Since it is the first day of the week, we will start with our commonly confused words for the week! If I were you, I would prepare myself to turn in all of the words we have done so far next week. If I were you, I would also prepare myself for a quiz over these words!
After that, we will have a brief chat about your independent reading! It is time to get started. For first quarter, your genre is American Literature. You should pick your book from this Reading List. You may choose any book that is listed as American Literature. You may NOT choose a book that you have previously read. If you come to me asking if you can read To Kill a Mockingbird or another book that you may have read with Mrs. J, I will send you down to talk to here to get permission! You need to have your book selected by Friday!
We will also finish watching The Crucible today!
Here are your commonly confused words for the week:
1. than, then
than (conj)- used for comparisons; used to introduce the second element or clause of a comparison of inequality
example: You are far more intelligent than you think.
example: He is much more fun than Bert.
then (adv)- at that time in the past; next in time, order, or space; at another time in the future; in that case; in addition; besides; yet; on the other hand
example: Let's go to the movies and then go out to eat.

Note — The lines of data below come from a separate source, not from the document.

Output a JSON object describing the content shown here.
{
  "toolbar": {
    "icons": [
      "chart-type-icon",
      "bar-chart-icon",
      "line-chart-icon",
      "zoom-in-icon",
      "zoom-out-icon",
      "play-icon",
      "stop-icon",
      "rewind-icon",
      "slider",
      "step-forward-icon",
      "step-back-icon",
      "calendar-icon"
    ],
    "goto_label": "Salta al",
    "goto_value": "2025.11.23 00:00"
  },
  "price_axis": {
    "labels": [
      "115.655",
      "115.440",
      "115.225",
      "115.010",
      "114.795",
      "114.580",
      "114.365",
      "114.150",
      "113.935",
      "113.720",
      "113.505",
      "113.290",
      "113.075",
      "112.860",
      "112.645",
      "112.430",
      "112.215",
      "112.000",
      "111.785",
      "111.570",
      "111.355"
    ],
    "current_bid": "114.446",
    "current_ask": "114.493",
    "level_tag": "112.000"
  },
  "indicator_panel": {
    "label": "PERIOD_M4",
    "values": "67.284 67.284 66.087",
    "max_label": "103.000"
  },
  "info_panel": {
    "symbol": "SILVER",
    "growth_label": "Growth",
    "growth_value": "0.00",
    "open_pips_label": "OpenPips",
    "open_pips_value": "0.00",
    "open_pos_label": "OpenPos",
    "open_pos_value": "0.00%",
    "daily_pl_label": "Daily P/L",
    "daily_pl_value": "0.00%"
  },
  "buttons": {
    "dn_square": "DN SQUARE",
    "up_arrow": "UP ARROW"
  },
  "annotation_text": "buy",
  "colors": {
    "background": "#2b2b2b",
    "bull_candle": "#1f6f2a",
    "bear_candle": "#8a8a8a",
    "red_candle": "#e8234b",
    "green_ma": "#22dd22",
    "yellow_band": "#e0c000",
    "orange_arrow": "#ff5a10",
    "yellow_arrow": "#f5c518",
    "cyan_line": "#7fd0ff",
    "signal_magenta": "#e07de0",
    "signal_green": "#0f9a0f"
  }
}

example: He was much more fun, then.
hint: "than" is used as a comparison word, and "then" tells when.
1. That building seems taller (than, then) this one.
2. I don't see how you can say one thing and (than, then) change your mind so easily.
3. There is no question that lead is heaver (than, then) silver.
4. Buildings made of steel are much stronger (than, then) those made of wood.
5. I like to get Chinese food every now and (than, then).
2. their, there, they're
their (pronoun)- the possessive case of the pronoun they, indicating ownership (they own it; it is their thing)
example: Grant and Hunter gave their best performance on the second night of the play.
there (adv)- of or at a place; to into, or toward a place
example: There are several reasons why I don't want to dance.
example: Over there is the door the president will walk through.
they're- contraction of they are
example: They're supposed to save their money instead of spending it on silly things.
Write six sentences. Use each word in two sentences. Exchange your sentences with a classmate. Read your partner's sentences to make sure the words are used correctly.
3. all ready, already
all ready (adj)- prepared; completely ready
example: The volunteers at the homeless shelter were all ready to serve dinner to those waiting in the long line.
already (adv)- before some specified time; previously
example: By the time Sylvia arrived at school, classes had already begun.
1. Clarence had his math homework (all ready, already) to pass in.
2. The math test was for one hour, but Scott had (all ready, already) finished in a half-hour.
3. (All ready, Already) for the prom, Denise discovered a tear in her dress.
4. Kyong had (all ready, already) selected a topic for her research paper.
Words provided by:
Gentile, William W., Sr. Daily Warm Ups Commonly Confused Words. Portland, ME: Walch, 2003. Print.